2. Don't count on saving $600/year in gasoline costs for long. Both Federal and all State governments already have plans on the drawing board to make up for loss of fuel tax income -- you could very well be paying half (or more) of that $600 every time you renew your license plates.
3. "... save me $600.00 a year in fuel costs." Let's see; at $10,000 or so more to buy an EV over an equivalent conventional car, you'd break even (assuming what I suggested in  above doesn't happen) in how long?
I'm certainly not opposed to the EV concept, but I'm not convinced there's even one good reason (discounting self-satisfaction) for buying one until they evolve past the experimental stage and become a viable alternative.
I agree with you, gafisher. The Volt is a plug-in hybrid, not an electric car. A narrow definition from SAE enables GM to call it an electric car because electric motors drive the wheels, but that's misleading. It burns gasoline; it should be called a hybrid.
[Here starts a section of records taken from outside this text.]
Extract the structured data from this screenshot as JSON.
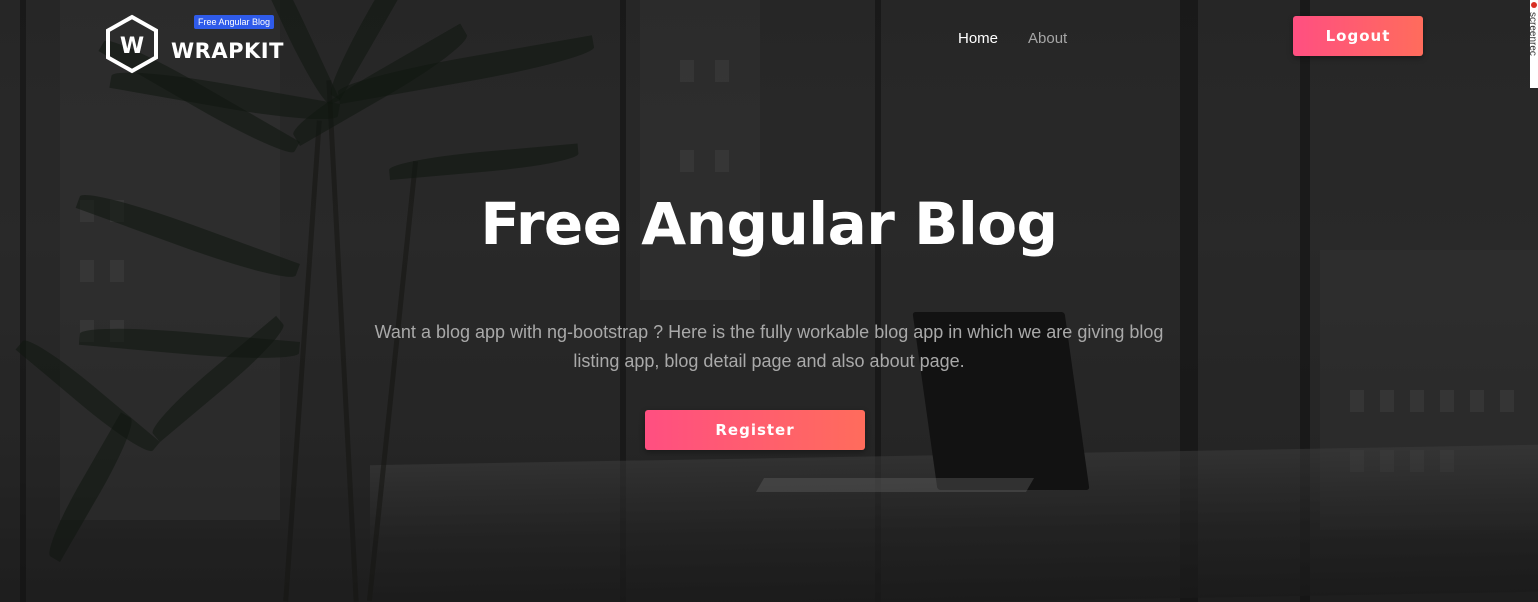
{
  "header": {
    "logo_letter": "W",
    "logo_name": "WRAPKIT",
    "logo_badge": "Free Angular Blog",
    "logo_icon": "hexagon-w-logo-icon"
  },
  "nav": {
    "items": [
      {
        "label": "Home",
        "active": true
      },
      {
        "label": "About",
        "active": false
      }
    ]
  },
  "auth": {
    "logout_label": "Logout"
  },
  "side_tab": {
    "label": "screenrec"
  },
  "hero": {
    "title": "Free Angular Blog",
    "subtitle": "Want a blog app with ng-bootstrap ? Here is the fully workable blog app in which we are giving blog listing app, blog detail page and also about page.",
    "cta_label": "Register"
  },
  "colors": {
    "accent_start": "#ff4f81",
    "accent_end": "#ff6c5c",
    "badge": "#2f5bea",
    "nav_active": "#ffffff",
    "nav_inactive": "#a6a6a6"
  }
}
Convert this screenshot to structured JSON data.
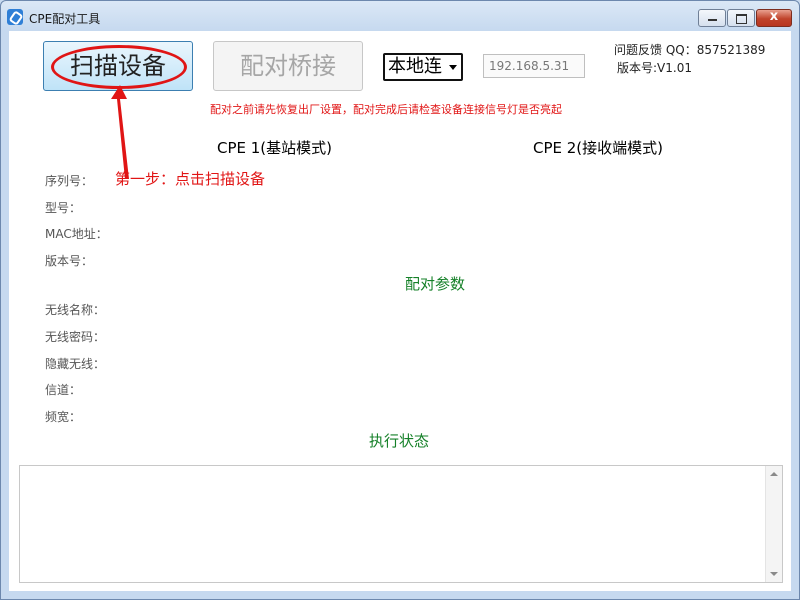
{
  "window": {
    "title": "CPE配对工具",
    "close_glyph": "x"
  },
  "toolbar": {
    "scan_label": "扫描设备",
    "pair_label": "配对桥接",
    "connection_selected": "本地连",
    "ip_value": "192.168.5.31",
    "feedback": "问题反馈 QQ：857521389",
    "version": "版本号:V1.01"
  },
  "warning": "配对之前请先恢复出厂设置，配对完成后请检查设备连接信号灯是否亮起",
  "annotation": {
    "step": "第一步：点击扫描设备"
  },
  "cpe1_header": "CPE 1(基站模式)",
  "cpe2_header": "CPE 2(接收端模式)",
  "device_fields": {
    "serial": "序列号：",
    "model": "型号：",
    "mac": "MAC地址：",
    "version": "版本号："
  },
  "pair_section_title": "配对参数",
  "pair_fields": {
    "ssid": "无线名称：",
    "password": "无线密码：",
    "hidden": "隐藏无线：",
    "channel": "信道：",
    "bandwidth": "频宽："
  },
  "status_section_title": "执行状态",
  "colors": {
    "accent_red": "#e11515",
    "section_green": "#158028"
  }
}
For industrial control applications, or even a simple assembly line, that machine can go almost 24/7 without a break. But what happens when the task is a little more complex? That’s where the “smart” machine would come in. The smart machine is one that has some simple (or complex in some cases) processing capability to be able to adapt to changing conditions. Such machines are suited for a host of applications, including automotive, aerospace, defense, medical, computers and electronics, telecommunications, consumer goods, and so on. This discussion will examine what’s possible with smart machines, and what tradeoffs need to be made to implement such a solution.